[Stored items from a collection]
--
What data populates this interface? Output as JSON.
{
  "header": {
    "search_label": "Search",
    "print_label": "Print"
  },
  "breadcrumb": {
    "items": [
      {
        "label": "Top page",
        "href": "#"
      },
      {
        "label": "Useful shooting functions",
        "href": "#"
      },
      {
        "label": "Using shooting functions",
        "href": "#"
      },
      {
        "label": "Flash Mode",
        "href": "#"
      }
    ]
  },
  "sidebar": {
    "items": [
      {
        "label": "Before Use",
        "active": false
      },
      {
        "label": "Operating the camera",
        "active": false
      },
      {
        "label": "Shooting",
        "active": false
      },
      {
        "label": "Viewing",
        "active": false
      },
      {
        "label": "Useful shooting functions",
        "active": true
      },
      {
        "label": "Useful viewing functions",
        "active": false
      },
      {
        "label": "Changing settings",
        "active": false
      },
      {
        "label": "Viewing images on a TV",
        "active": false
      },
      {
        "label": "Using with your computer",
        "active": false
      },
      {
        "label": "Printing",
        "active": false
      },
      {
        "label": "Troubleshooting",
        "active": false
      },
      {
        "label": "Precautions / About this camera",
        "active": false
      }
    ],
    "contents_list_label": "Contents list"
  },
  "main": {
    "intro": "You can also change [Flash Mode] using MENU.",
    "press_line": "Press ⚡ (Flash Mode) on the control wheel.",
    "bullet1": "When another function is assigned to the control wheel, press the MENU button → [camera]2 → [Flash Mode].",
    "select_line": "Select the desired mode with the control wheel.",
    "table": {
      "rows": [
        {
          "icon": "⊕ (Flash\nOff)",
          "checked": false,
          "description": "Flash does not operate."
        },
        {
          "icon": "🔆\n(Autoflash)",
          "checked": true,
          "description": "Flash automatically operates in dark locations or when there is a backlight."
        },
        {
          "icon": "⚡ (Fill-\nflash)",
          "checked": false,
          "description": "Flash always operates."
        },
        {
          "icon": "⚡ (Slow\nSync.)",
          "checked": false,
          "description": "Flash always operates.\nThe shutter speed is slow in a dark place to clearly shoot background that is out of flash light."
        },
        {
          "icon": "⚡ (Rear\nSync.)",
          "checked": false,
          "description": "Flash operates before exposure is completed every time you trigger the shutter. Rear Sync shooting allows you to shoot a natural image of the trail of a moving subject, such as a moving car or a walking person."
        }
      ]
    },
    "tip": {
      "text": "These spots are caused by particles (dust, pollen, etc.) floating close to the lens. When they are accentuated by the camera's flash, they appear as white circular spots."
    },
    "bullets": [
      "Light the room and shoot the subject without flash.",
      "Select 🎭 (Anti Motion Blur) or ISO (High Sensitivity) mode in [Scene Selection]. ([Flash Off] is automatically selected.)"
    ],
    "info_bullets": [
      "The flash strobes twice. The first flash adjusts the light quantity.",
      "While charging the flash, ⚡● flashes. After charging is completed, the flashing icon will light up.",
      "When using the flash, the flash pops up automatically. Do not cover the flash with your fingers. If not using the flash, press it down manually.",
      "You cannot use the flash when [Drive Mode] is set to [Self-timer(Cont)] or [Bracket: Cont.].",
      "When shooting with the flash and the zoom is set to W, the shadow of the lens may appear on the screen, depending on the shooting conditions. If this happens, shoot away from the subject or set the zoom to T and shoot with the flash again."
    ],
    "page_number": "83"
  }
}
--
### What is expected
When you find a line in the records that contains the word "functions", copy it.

### Solution below
        "label": "Useful shooting functions",
        "label": "Using shooting functions",
        "label": "Useful shooting functions",
        "label": "Useful viewing functions",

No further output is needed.